The nongmin in the park are just people playing board games and some are shabbily dressed and some decently dressed, but they’re no different than the people playing board games in the parks of any other major city. There is something very charming about going to the parks and hanging out reading while people run their kids around, play board games, and practice taichi or musical instruments.

Air Pollution:

There are good pollution days and there are bad pollution days, just like there are rainy and non-rainy days, and the pollution can even change mid day. For example, today is a good pollution day and even though it is a little cold, my windows are open and my cat is having a great time running around and watching out the window while I suck in some beautiful air. I ride my bike as my main means of transportation and bought this athletic mask to wear when I ride (it has changeable filters that are cheap) Also, just buy papers masks that fold flat and always keep one in the pocket of your jacket or purse for when the air is bad. Lastly, get this app for air quality index on your smart phone, you can even have it update with a number on the icon so you can just glance at it whenever you turn your phone on.

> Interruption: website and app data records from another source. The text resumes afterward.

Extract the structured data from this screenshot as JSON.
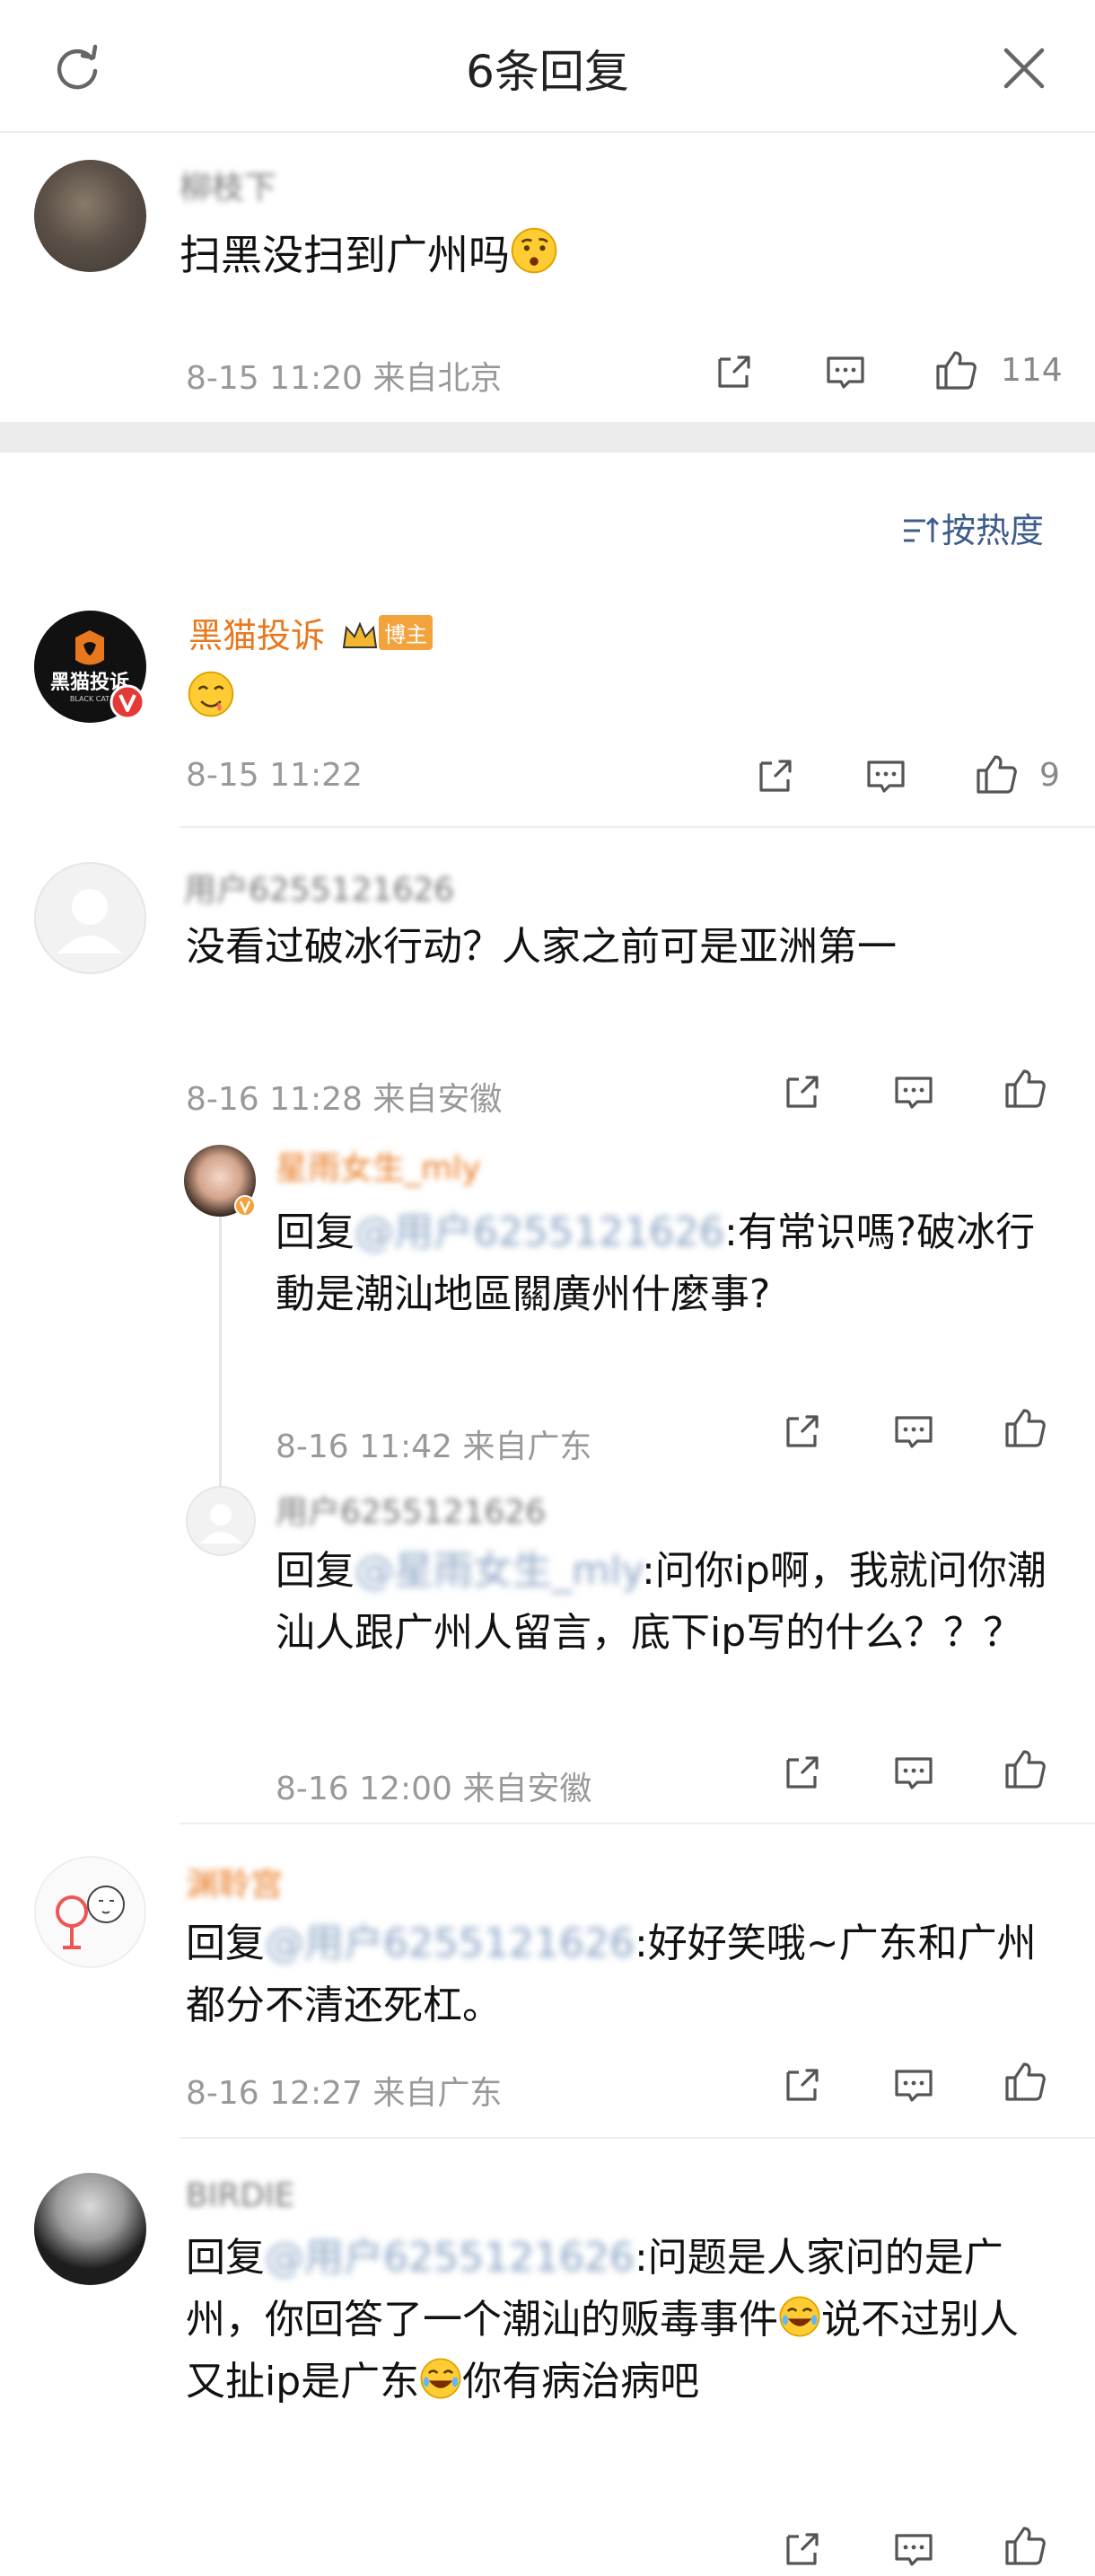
{
  "header": {
    "title": "6条回复"
  },
  "top_comment": {
    "username": "柳枝下",
    "text": "扫黑没扫到广州吗",
    "time": "8-15 11:20",
    "location": "来自北京",
    "likes": "114"
  },
  "sort": {
    "label": "按热度"
  },
  "replies": [
    {
      "username": "黑猫投诉",
      "badge": "博主",
      "avatar_text": "黑猫投诉",
      "time": "8-15 11:22",
      "location": "",
      "likes": "9"
    },
    {
      "username": "用户6255121626",
      "text": "没看过破冰行动？人家之前可是亚洲第一",
      "time": "8-16 11:28",
      "location": "来自安徽",
      "likes": ""
    },
    {
      "username": "星雨女生_mly",
      "reply_prefix": "回复",
      "mention": "@用户6255121626",
      "text": ":有常识嗎?破冰行動是潮汕地區關廣州什麼事?",
      "time": "8-16 11:42",
      "location": "来自广东",
      "likes": ""
    },
    {
      "username": "用户6255121626",
      "reply_prefix": "回复",
      "mention": "@星雨女生_mly",
      "text": ":问你ip啊，我就问你潮汕人跟广州人留言，底下ip写的什么？？？",
      "time": "8-16 12:00",
      "location": "来自安徽",
      "likes": ""
    },
    {
      "username": "渊聆宫",
      "reply_prefix": "回复",
      "mention": "@用户6255121626",
      "text": ":好好笑哦~广东和广州都分不清还死杠。",
      "time": "8-16 12:27",
      "location": "来自广东",
      "likes": ""
    },
    {
      "username": "BIRDIE",
      "reply_prefix": "回复",
      "mention": "@用户6255121626",
      "text_parts": [
        ":问题是人家问的是广州，你回答了一个潮汕的贩毒事件",
        "说不过别人又扯ip是广东",
        "你有病治病吧"
      ],
      "time": "",
      "location": "",
      "likes": ""
    }
  ],
  "colors": {
    "link": "#3d72b5",
    "vip_name": "#e8781e",
    "meta": "#999999",
    "divider": "#ebebeb"
  },
  "icons": [
    "refresh-icon",
    "close-icon",
    "share-icon",
    "comment-icon",
    "like-icon",
    "sort-icon",
    "emoji-thinking",
    "emoji-yum",
    "emoji-laughing-crying"
  ]
}
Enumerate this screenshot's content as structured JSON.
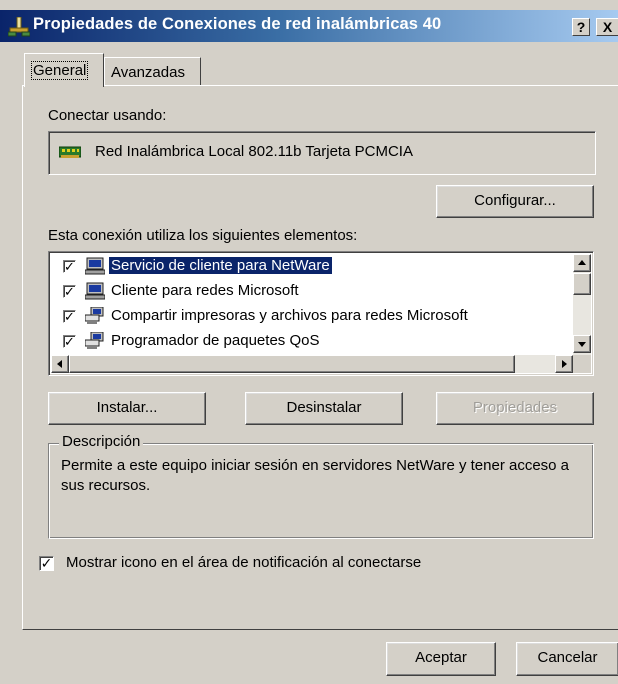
{
  "window": {
    "title": "Propiedades de Conexiones de red inalámbricas 40",
    "help_button": "?",
    "close_button": "X"
  },
  "tabs": [
    {
      "label": "General",
      "active": true
    },
    {
      "label": "Avanzadas",
      "active": false
    }
  ],
  "general": {
    "connect_using_label": "Conectar usando:",
    "adapter_name": "Red Inalámbrica Local 802.11b Tarjeta PCMCIA",
    "configure_button": "Configurar...",
    "components_label": "Esta conexión utiliza los siguientes elementos:",
    "components": [
      {
        "label": "Servicio de cliente para NetWare",
        "checked": true,
        "selected": true,
        "icon": "network-client-icon"
      },
      {
        "label": "Cliente para redes Microsoft",
        "checked": true,
        "selected": false,
        "icon": "network-client-icon"
      },
      {
        "label": "Compartir impresoras y archivos para redes Microsoft",
        "checked": true,
        "selected": false,
        "icon": "network-service-icon"
      },
      {
        "label": "Programador de paquetes QoS",
        "checked": true,
        "selected": false,
        "icon": "network-service-icon"
      }
    ],
    "install_button": "Instalar...",
    "uninstall_button": "Desinstalar",
    "properties_button": "Propiedades",
    "description_title": "Descripción",
    "description_text": "Permite a este equipo iniciar sesión en servidores NetWare y tener acceso a sus recursos.",
    "show_icon_label": "Mostrar icono en el área de notificación al conectarse",
    "show_icon_checked": true
  },
  "footer": {
    "ok_button": "Aceptar",
    "cancel_button": "Cancelar"
  }
}
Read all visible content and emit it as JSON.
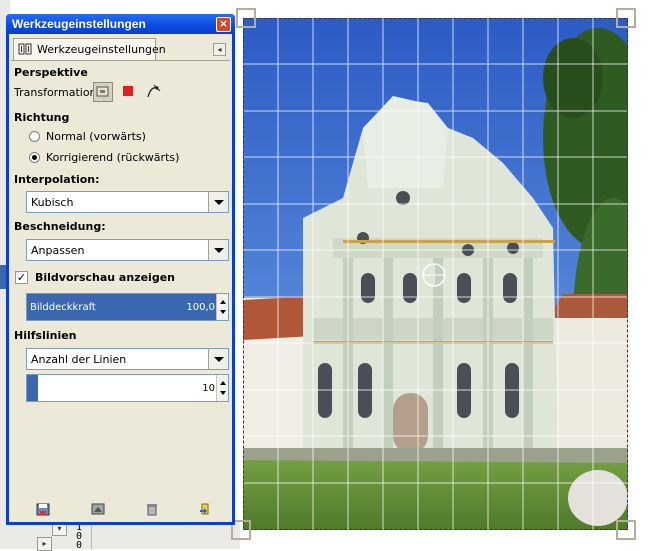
{
  "window": {
    "title": "Werkzeugeinstellungen"
  },
  "tab": {
    "label": "Werkzeugeinstellungen",
    "icon": "tool-options-icon"
  },
  "perspective": {
    "heading": "Perspektive",
    "transformation_label": "Transformation:",
    "modes": [
      "layer-transform-icon",
      "selection-transform-icon",
      "path-transform-icon"
    ]
  },
  "direction": {
    "heading": "Richtung",
    "options": [
      "Normal (vorwärts)",
      "Korrigierend (rückwärts)"
    ],
    "selected": "Korrigierend (rückwärts)"
  },
  "interpolation": {
    "heading": "Interpolation:",
    "value": "Kubisch"
  },
  "clipping": {
    "heading": "Beschneidung:",
    "value": "Anpassen"
  },
  "preview": {
    "label": "Bildvorschau anzeigen",
    "checked": true
  },
  "opacity": {
    "label": "Bilddeckkraft",
    "value": "100,0",
    "fraction": 1.0
  },
  "guides": {
    "heading": "Hilfslinien",
    "type": "Anzahl der Linien",
    "count": "10",
    "fraction": 0.06
  },
  "footer": {
    "icons": [
      "save-options-icon",
      "restore-options-icon",
      "delete-options-icon",
      "reset-options-icon"
    ]
  },
  "ruler": {
    "digits": [
      "1",
      "0",
      "0"
    ]
  },
  "colors": {
    "title_blue": "#0a4ae0",
    "accent": "#3a67b0",
    "close_red": "#d6462a"
  }
}
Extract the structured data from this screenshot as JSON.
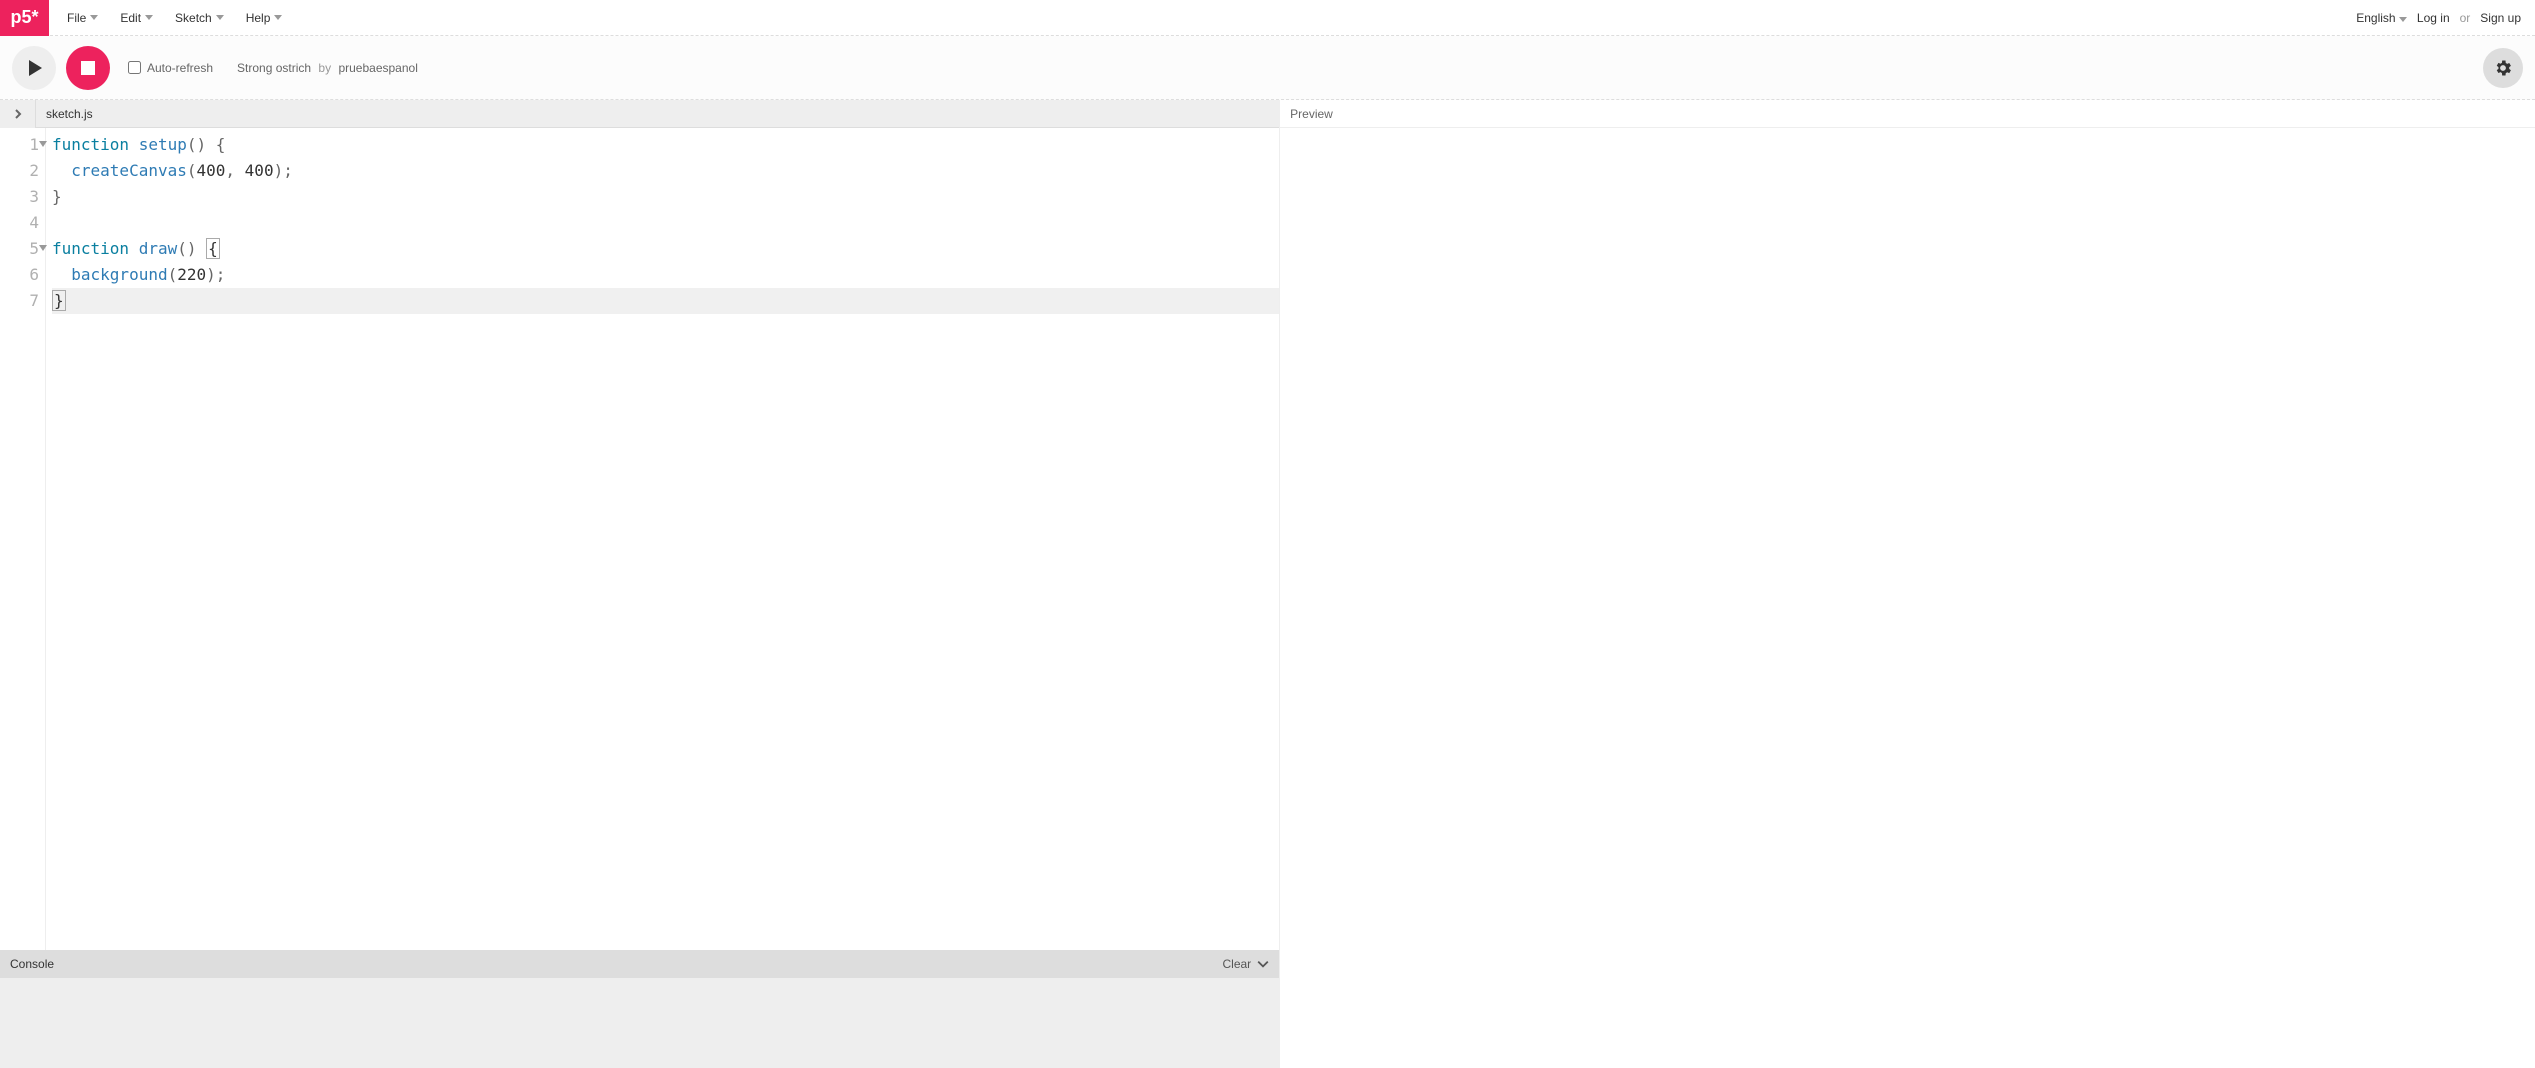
{
  "nav": {
    "logo": "p5*",
    "menus": [
      "File",
      "Edit",
      "Sketch",
      "Help"
    ],
    "language": "English",
    "login": "Log in",
    "or": "or",
    "signup": "Sign up"
  },
  "toolbar": {
    "autorefresh_label": "Auto-refresh",
    "sketch_name": "Strong ostrich",
    "by": "by",
    "author": "pruebaespanol"
  },
  "editor": {
    "filename": "sketch.js",
    "lines": [
      {
        "n": 1,
        "fold": true,
        "tokens": [
          [
            "kw",
            "function "
          ],
          [
            "fn",
            "setup"
          ],
          [
            "pn",
            "() {"
          ]
        ]
      },
      {
        "n": 2,
        "fold": false,
        "tokens": [
          [
            "pn",
            "  "
          ],
          [
            "fn",
            "createCanvas"
          ],
          [
            "pn",
            "("
          ],
          [
            "num",
            "400"
          ],
          [
            "pn",
            ", "
          ],
          [
            "num",
            "400"
          ],
          [
            "pn",
            ");"
          ]
        ]
      },
      {
        "n": 3,
        "fold": false,
        "tokens": [
          [
            "pn",
            "}"
          ]
        ]
      },
      {
        "n": 4,
        "fold": false,
        "tokens": []
      },
      {
        "n": 5,
        "fold": true,
        "tokens": [
          [
            "kw",
            "function "
          ],
          [
            "fn",
            "draw"
          ],
          [
            "pn",
            "() "
          ],
          [
            "bracket-match",
            "{"
          ]
        ]
      },
      {
        "n": 6,
        "fold": false,
        "tokens": [
          [
            "pn",
            "  "
          ],
          [
            "fn",
            "background"
          ],
          [
            "pn",
            "("
          ],
          [
            "num",
            "220"
          ],
          [
            "pn",
            ");"
          ]
        ]
      },
      {
        "n": 7,
        "fold": false,
        "hl": true,
        "tokens": [
          [
            "bracket-match",
            "}"
          ]
        ]
      }
    ]
  },
  "preview": {
    "label": "Preview"
  },
  "console": {
    "label": "Console",
    "clear": "Clear"
  }
}
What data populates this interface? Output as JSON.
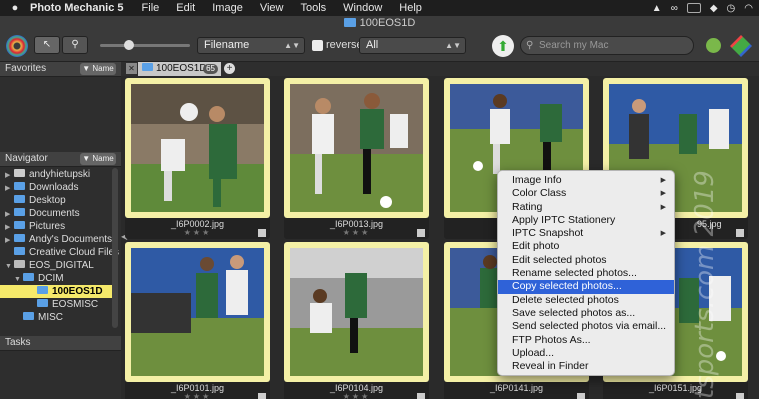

Buying Stuff Online:

Getting comfortable with Taobao is pretty important, it is kind of like a Chinese eBay and it has a lot of crap on it, but when you find the correct stuff on it, it’s usually cheaper than or buying it in a normal store, plus it’s delivered for free (sometimes even same day). Have a Chinese colleague walk you through Taobao at some point.

Water Pollution:

The tap water isn’t terrible in a tier one city like Shanghai, theoretically they remove hard metals from it, but my girlfriend (who is native) and I still boil our water. There is a lot of old pipe between you and the water treatment plants so no one is going to fault you for getting a water treatment system if you can afford it.

Home Air Filters:

Definitely get an air purifier for your home. You can get really high end Blueair purifiers Taobao or go with low tech options like this.

This last one is literally a HEPA filter strapped to a fan; I have the most basic one of these and it is very compact, I can move it from room to room, and it makes a big difference, but takes more time to clear the air than a nicer model. The who guy who makes these is based in Beijing where the pollution is much worse and he has a lot of interesting videos he put together testing his filters against high models.

Kids Exercise:

There isn’t a lot of skiing in Shanghai and bike riding is something for the little braver, but though I do see young kids on bikes on the sidewalk. With you kids I would suggest getting them enrolled in a martial arts or gymnastics class after school a few times a week where they exert their energy and you should make it a normal part of their routine. For instance: Monday, Wednesday, & Saturday go do their exercise and if they’re taking a formal class with a teacher, you can just bring work or book and chillout. Make it a fun thing and don’t be afraid to take the metro, lots of interesting people watching! I study capoeira here (a traditional Brazilian martial art), I have been a martial arts and sports person all my life and finally settled on doing capoeira a little while ago and am very happy with that decision at it provides a large sense of community, gives you instant friends who are interested in your well being, and keeps you healthy. You can literally show up to a class and just ask for help at the end and people would go out of their way for you there in a heartbeat. Also, kids who do capoeira are always really amazing; it teaches them team work, independence, leadership, and all that good stuff.

Long Story Short:

Everything is going to kill you, but if you don’t go out and enjoy life a little bit, you will end up sitting at home and becoming paranoid of the world outside by listening to people who complain the loudest on the internet (while drinking wine from the comfort of the hermetically sealed apartments). This is one of the most interesting cities in the world and your children have an amazing opportunity to spend part of their lives in, go live a little.